Young adults that reach this stage develop a sense of love and those that do not reach this stage tend to isolate from people (Stevens, 1983, p. 52). This stage explains why some people aren’t able to socially connect to others. Adults in Erikson’s seventh stage Generativity vs. Stagnation (middle age 35-55 yrs. ) are focused on leading the next generation ahead, and evaluating their situation (Erikson, 1964, p. 267). People who are unhappy about their current situation either change what their doing to reach their goals, or become depressed and don’t change which results in stagnation.
Adults who are able to make adequate changes to their life develop as sense of care for themselves and others (Erikson, 1964, p. 267). This is important because the older generation has a lot to offer to the younger generation. During Erikson’s last stage Ego Integrity vs. Despair (55+ yrs. ), older adults are experiencing retirement and come to terms with their life decisions even if it is good or bad (Table 9. 1. Comparison of Freudian and Eriksonian Stages of Development, 2014, p. 1; M. Braxton-Newby, Fall Class Lecture/personal communication, October 20, 2014).
This is significant because when the person comes to terms with their life decisions this leads the person to develop wisdom (Erikson, 1964, p. 274). Adults who are unable to come to terms with their life decisions see themselves as failures in society, which is despair (Table 9. 1. Comparison of Freudian and Eriksonian Stages of Development, 2014, p. 1). This explains why some older people in society just appear to be grouchy towards others. Strengths and Limitations of Erikson A strength of Erikson’s theory is each stage has the potential for a positive outcome, if each crisis can be surpassed (Markstrom & Hunter, 1999, para. ). For instance, with the stage trust vs. mistrust the person has the potential to develop a sense of hope, if that persons parents respond to their basic needs in early childhood (Markstrom & Hunter, 1999, para. 3).
Just like Piaget, Erikson’s limitation is the structure of his theory. His theory doesn’t explain in my opinion why some people make it to the next stage without having successfully completed the last stage. Another limitation of Erikson’s theory is it tends to be male biased.
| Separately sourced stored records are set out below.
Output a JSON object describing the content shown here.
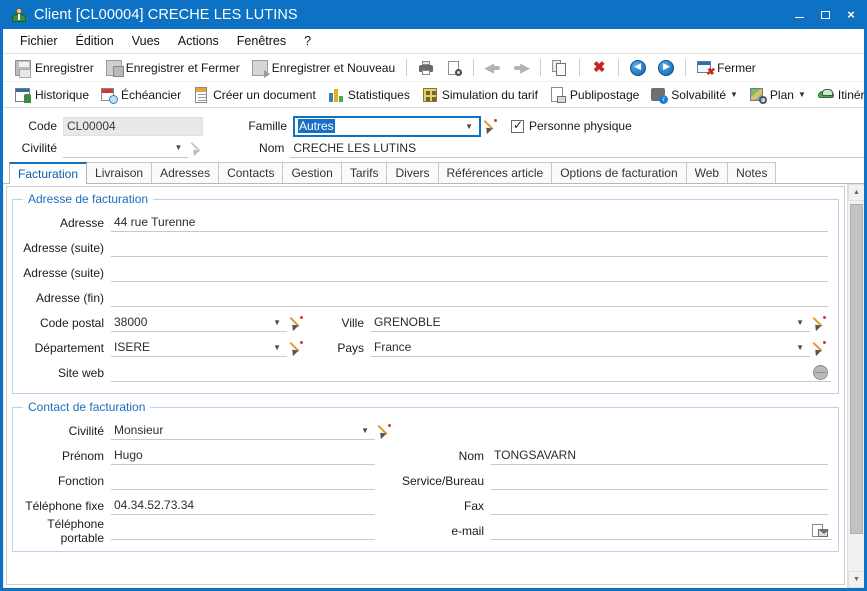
{
  "window": {
    "title": "Client [CL00004] CRECHE LES LUTINS",
    "icon": "client-person-icon",
    "minimize": "–",
    "maximize": "□",
    "close": "×",
    "accent_color": "#0d72c4"
  },
  "menubar": {
    "items": [
      {
        "label": "Fichier"
      },
      {
        "label": "Édition"
      },
      {
        "label": "Vues"
      },
      {
        "label": "Actions"
      },
      {
        "label": "Fenêtres"
      },
      {
        "label": "?"
      }
    ]
  },
  "toolbar_primary": {
    "items": [
      {
        "label": "Enregistrer",
        "icon": "save-icon"
      },
      {
        "label": "Enregistrer et Fermer",
        "icon": "save-and-close-icon"
      },
      {
        "label": "Enregistrer et Nouveau",
        "icon": "save-and-new-icon"
      },
      {
        "label": "",
        "icon": "print-icon"
      },
      {
        "label": "",
        "icon": "print-preview-icon"
      },
      {
        "label": "",
        "icon": "undo-icon"
      },
      {
        "label": "",
        "icon": "redo-icon"
      },
      {
        "label": "",
        "icon": "copy-icon"
      },
      {
        "label": "",
        "icon": "delete-icon"
      },
      {
        "label": "",
        "icon": "previous-record-icon"
      },
      {
        "label": "",
        "icon": "next-record-icon"
      },
      {
        "label": "Fermer",
        "icon": "close-window-icon"
      }
    ]
  },
  "toolbar_secondary": {
    "items": [
      {
        "label": "Historique",
        "icon": "history-icon",
        "has_dropdown": false
      },
      {
        "label": "Échéancier",
        "icon": "schedule-icon",
        "has_dropdown": false
      },
      {
        "label": "Créer un document",
        "icon": "create-document-icon",
        "has_dropdown": false
      },
      {
        "label": "Statistiques",
        "icon": "statistics-icon",
        "has_dropdown": false
      },
      {
        "label": "Simulation du tarif",
        "icon": "tariff-simulation-icon",
        "has_dropdown": false
      },
      {
        "label": "Publipostage",
        "icon": "mail-merge-icon",
        "has_dropdown": false
      },
      {
        "label": "Solvabilité",
        "icon": "solvency-icon",
        "has_dropdown": true
      },
      {
        "label": "Plan",
        "icon": "map-icon",
        "has_dropdown": true
      },
      {
        "label": "Itinéraire",
        "icon": "route-icon",
        "has_dropdown": true
      }
    ],
    "overflow_label": "⌄"
  },
  "header_form": {
    "code": {
      "label": "Code",
      "value": "CL00004",
      "readonly": true
    },
    "civilite": {
      "label": "Civilité",
      "value": "",
      "placeholder": ""
    },
    "famille": {
      "label": "Famille",
      "value": "Autres",
      "focused": true,
      "selected": true
    },
    "nom": {
      "label": "Nom",
      "value": "CRECHE LES LUTINS"
    },
    "personne_physique": {
      "label": "Personne physique",
      "checked": true
    }
  },
  "tabs": {
    "active": "Facturation",
    "items": [
      {
        "label": "Facturation"
      },
      {
        "label": "Livraison"
      },
      {
        "label": "Adresses"
      },
      {
        "label": "Contacts"
      },
      {
        "label": "Gestion"
      },
      {
        "label": "Tarifs"
      },
      {
        "label": "Divers"
      },
      {
        "label": "Références article"
      },
      {
        "label": "Options de facturation"
      },
      {
        "label": "Web"
      },
      {
        "label": "Notes"
      }
    ]
  },
  "adresse_facturation": {
    "title": "Adresse de facturation",
    "adresse": {
      "label": "Adresse",
      "value": "44 rue Turenne"
    },
    "adresse_suite_1": {
      "label": "Adresse (suite)",
      "value": ""
    },
    "adresse_suite_2": {
      "label": "Adresse (suite)",
      "value": ""
    },
    "adresse_fin": {
      "label": "Adresse (fin)",
      "value": ""
    },
    "code_postal": {
      "label": "Code postal",
      "value": "38000"
    },
    "ville": {
      "label": "Ville",
      "value": "GRENOBLE"
    },
    "departement": {
      "label": "Département",
      "value": "ISERE"
    },
    "pays": {
      "label": "Pays",
      "value": "France"
    },
    "site_web": {
      "label": "Site web",
      "value": "",
      "icon": "globe-icon"
    }
  },
  "contact_facturation": {
    "title": "Contact de facturation",
    "civilite": {
      "label": "Civilité",
      "value": "Monsieur"
    },
    "nom": {
      "label": "Nom",
      "value": "TONGSAVARN"
    },
    "prenom": {
      "label": "Prénom",
      "value": "Hugo"
    },
    "service_bureau": {
      "label": "Service/Bureau",
      "value": ""
    },
    "fonction": {
      "label": "Fonction",
      "value": ""
    },
    "fax": {
      "label": "Fax",
      "value": ""
    },
    "telephone_fixe": {
      "label": "Téléphone fixe",
      "value": "04.34.52.73.34"
    },
    "email": {
      "label": "e-mail",
      "value": "",
      "icon": "email-icon"
    },
    "telephone_portable": {
      "label": "Téléphone portable",
      "value": ""
    }
  },
  "scrollbar": {
    "up_arrow": "▲",
    "down_arrow": "▼"
  }
}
Meaning it does not focus enough on the differences between male and female during development (Fleming, 2004, p. -22). Erikson non-account for Social Oppressions/ Social Privileges Erikson’s theory like Piaget, does not take into account for social oppressions/privileges. For instance, it does not discuss how ethnicity, sex and social class affects each stage possible success or failure. Since his theory does not discuss how these factors affects each stage of development, it does not take into account of social oppressions/privileges.
This theory was mainly based on the male development, which is why it mainly fails to include social oppressions/privileges (Fleming, 2004, p. -22). Erikson Theory in Social work Practice Erikson’s theory can be implemented in social work practice because it covers multiple stages of development that can be used to understand the family as a whole. For instance, a social worker can used this theory to explain to a family that it is critical to respond to a babies needs, so this child can have a solid foundation of trust in people in the future. This theory can also be used by social workers to help older families understand difficult life transitions, such as their child moving out or getting divorced.